Our obfuscation is integrated into the CompCert formally verified compiler where it operates over Clight programs. The automatic extraction of our program obfuscator into OCaml yields a program with competitive results.

The Java Virtual Machine (JVM) postpones running class initialization methods until their classes are first referenced, such as by a <pre>new</pre> or static instruction. This process is called *dynamic class initialization*. Jinja is a semantic framework for Java and JVM developed in the theorem prover Isabelle that includes several semantics: Java-level big-step and small-step semantics, JVM-level small-step semantics, and an intermediate compilation step, J1, between these two levels. In this paper, we extend Jinja to include support for static instructions and dynamic class initialization. We also extend and re-prove related proofs, including Java-level type safety, equivalence between Java-level big-step and small-step semantics, and the correctness of a compilation from the Java level to the JVM level through J1. This work is based on the Java SE 8 specification.

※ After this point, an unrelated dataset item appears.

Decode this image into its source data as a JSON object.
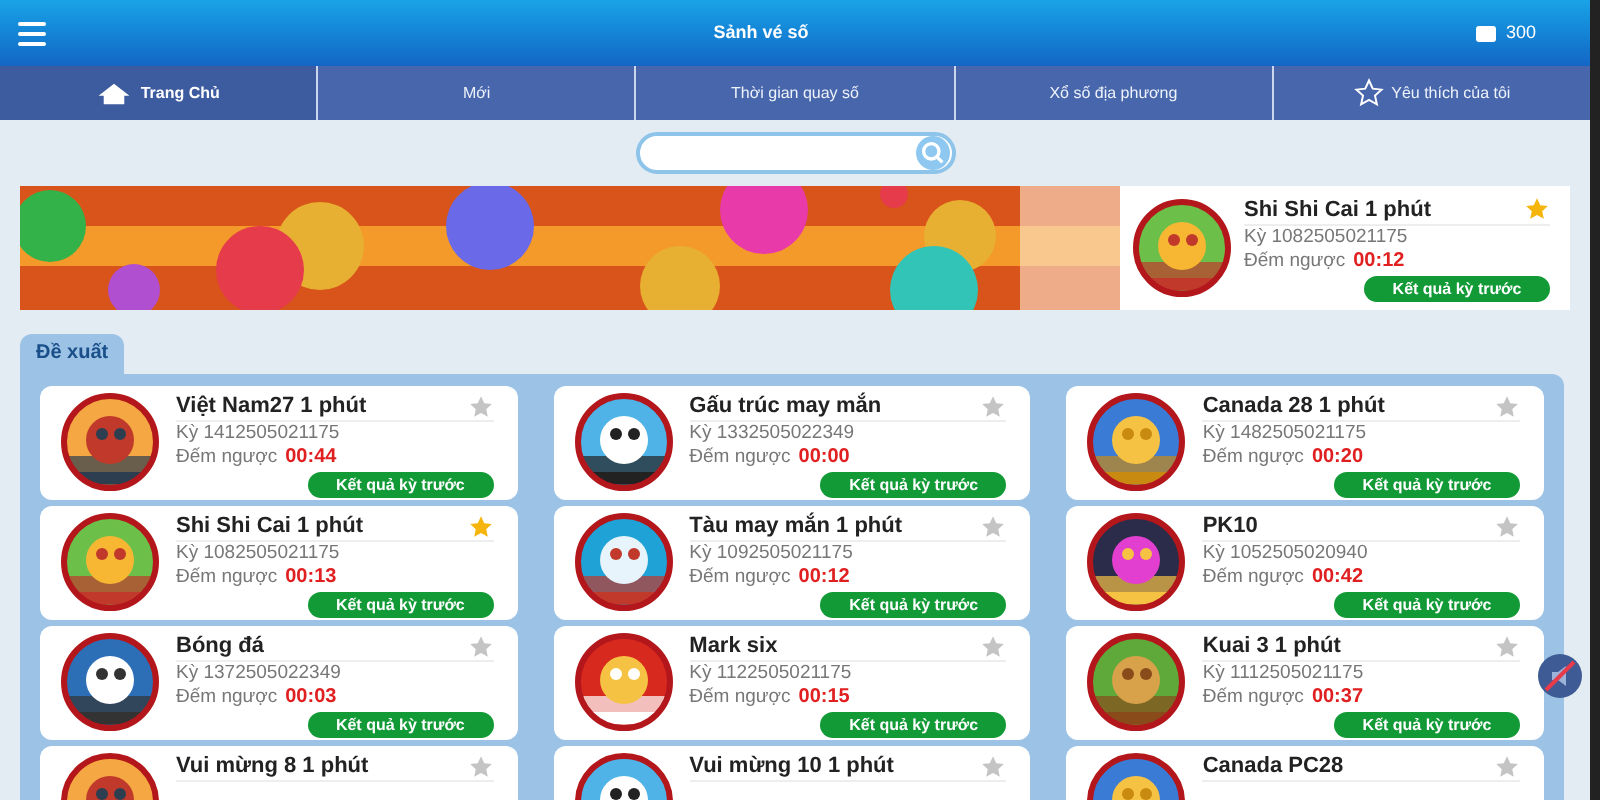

The code responsible for serializing and deserializing untrusted external data is a vital component of any software that communicates with the outside world, as any bugs in these components can compromise the entire system. This is particularly true for verified systems which rely on trusted code to process external data, as any defects in the parsing code can invalidate any formal proofs about the system. One way to reduce the trusted code base of these systems is to use interface generators like Protocol Buffer and ASN.1 to generate serializers and deserializers from data descriptors. Of course, these generators are not immune to bugs.

In this work, we formally verify a compiler for a realistic subset of the popular Protocol Buffer serialization format using the Coq proof assistant, proving once and for all the correctness of every generated serializer and deserializer. One of the challenges we had to overcome was the extreme flexibility of the Protocol Buffer format: the same source data can be encoded in an infinite number of ways, and the deserializer must faithfully recover the original source value from each. We have validated our verified system using the official conformance tests.

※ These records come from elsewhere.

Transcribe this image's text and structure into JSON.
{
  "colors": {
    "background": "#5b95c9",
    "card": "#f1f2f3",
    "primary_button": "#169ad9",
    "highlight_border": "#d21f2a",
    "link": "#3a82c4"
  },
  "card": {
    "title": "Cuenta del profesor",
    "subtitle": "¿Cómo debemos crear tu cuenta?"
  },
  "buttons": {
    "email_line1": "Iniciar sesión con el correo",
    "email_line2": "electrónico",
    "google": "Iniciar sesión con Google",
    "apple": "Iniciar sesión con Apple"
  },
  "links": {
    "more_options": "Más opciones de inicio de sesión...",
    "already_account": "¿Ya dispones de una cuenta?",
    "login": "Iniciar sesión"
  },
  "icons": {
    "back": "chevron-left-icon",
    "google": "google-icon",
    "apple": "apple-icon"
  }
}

We present the first formal verification of a networked server implemented in C. *Interaction trees*, a general structure for representing reactive computations, are used to tie together disparate verification and testing tools (Coq, VST, and QuickChick) and to axiomatize the behavior of the operating system on which the server runs (CertiKOS). The main theorem connects a specification of acceptable server behaviors, written in a straightforward “one client at a time” style, with the CompCert semantics of the C program. The variability introduced by low-level buffering of messages and interleaving of multiple TCP connections is captured using *network refinement*, a variant of observational refinement.

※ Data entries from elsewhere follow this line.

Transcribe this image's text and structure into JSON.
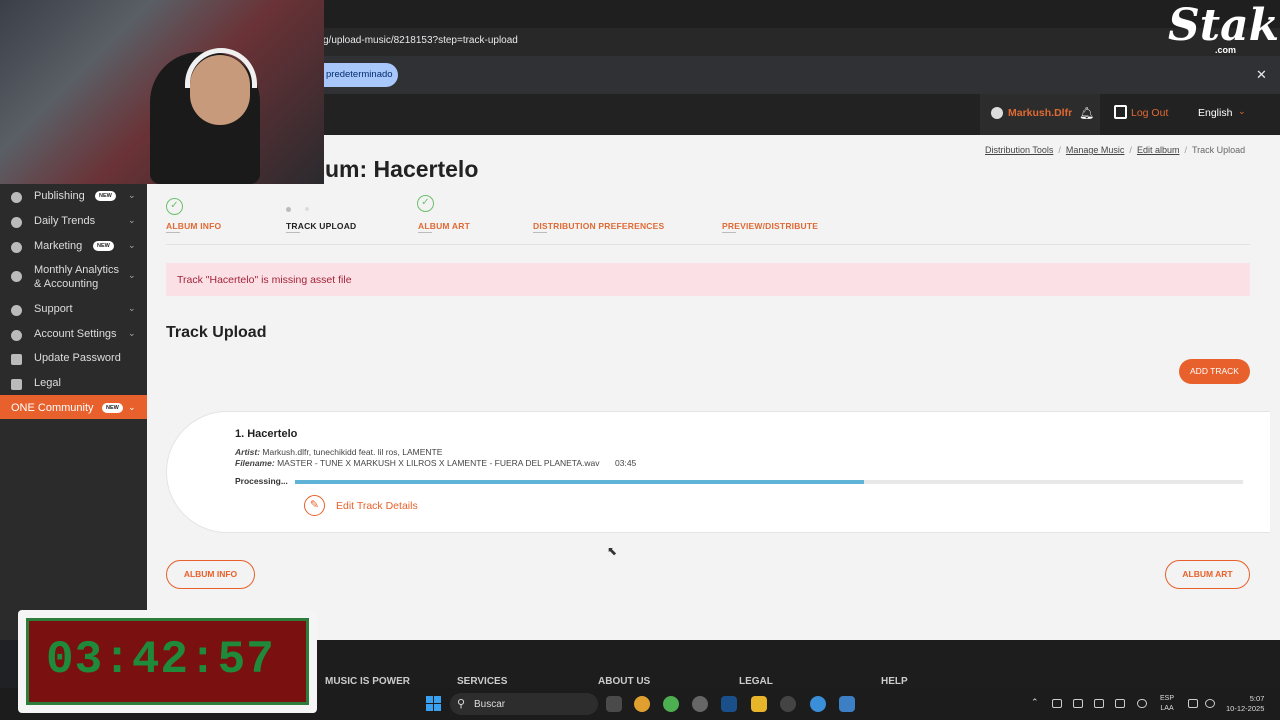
{
  "browser": {
    "url": "g/upload-music/8218153?step=track-upload",
    "infobar_button": "predeterminado",
    "close_glyph": "✕"
  },
  "header": {
    "username": "Markush.Dlfr",
    "logout": "Log Out",
    "language": "English"
  },
  "sidebar": {
    "items": [
      {
        "label": "Publishing",
        "badge": "NEW"
      },
      {
        "label": "Daily Trends",
        "badge": ""
      },
      {
        "label": "Marketing",
        "badge": "NEW"
      },
      {
        "label": "Monthly Analytics",
        "label2": "& Accounting",
        "badge": ""
      },
      {
        "label": "Support",
        "badge": ""
      },
      {
        "label": "Account Settings",
        "badge": ""
      },
      {
        "label": "Update Password",
        "badge": ""
      },
      {
        "label": "Legal",
        "badge": ""
      },
      {
        "label": "ONE Community",
        "badge": "NEW"
      }
    ]
  },
  "breadcrumb": [
    "Distribution Tools",
    "Manage Music",
    "Edit album",
    "Track Upload"
  ],
  "page_title": "um: Hacertelo",
  "steps": [
    {
      "label": "ALBUM INFO",
      "state": "done"
    },
    {
      "label": "TRACK UPLOAD",
      "state": "current"
    },
    {
      "label": "ALBUM ART",
      "state": "done"
    },
    {
      "label": "DISTRIBUTION PREFERENCES",
      "state": "todo"
    },
    {
      "label": "PREVIEW/DISTRIBUTE",
      "state": "todo"
    }
  ],
  "alert": "Track \"Hacertelo\" is missing asset file",
  "section_title": "Track Upload",
  "add_track": "ADD TRACK",
  "track": {
    "title": "1. Hacertelo",
    "artist_label": "Artist:",
    "artist": "Markush.dlfr, tunechikidd feat. lil ros, LAMENTE",
    "filename_label": "Filename:",
    "filename": "MASTER - TUNE X MARKUSH X LILROS X LAMENTE - FUERA DEL PLANETA.wav",
    "duration": "03:45",
    "status": "Processing...",
    "progress": 0.6,
    "edit": "Edit Track Details"
  },
  "nav_buttons": {
    "back": "ALBUM INFO",
    "next": "ALBUM ART"
  },
  "footer": [
    "MUSIC IS POWER",
    "SERVICES",
    "ABOUT US",
    "LEGAL",
    "HELP"
  ],
  "taskbar": {
    "search": "Buscar",
    "lang1": "ESP",
    "lang2": "LAA",
    "time": "5:07",
    "date": "10-12-2025"
  },
  "overlay": {
    "brand": "Stake",
    "brand_sub": ".com",
    "timer": "03:42:57"
  },
  "colors": {
    "accent": "#e8612c",
    "success": "#6cc06c",
    "progress": "#5fb4d8",
    "alert_bg": "#fbe1e5"
  }
}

In this article, we provide a Coq mechanised, executable, formal semantics for a realistic fragment of SQL consisting of "select [distinct] from where group by having" queries with null values, functions, aggregates, quantifiers and nested potentially correlated sub-queries. Relying on the Coq extraction mechanism to Ocaml, we further produce a Coq certified semantic analyser for a SQL compiler. We then relate this fragment to a Coq formalised (extended) relational algebra that enjoys a bag semantics hence recovering all well-known algebraic equivalences upon which are based most of compilation optimisations. By doing so, we provide the first formally mechanised proof of the equivalence of SQL and extended relational algebra.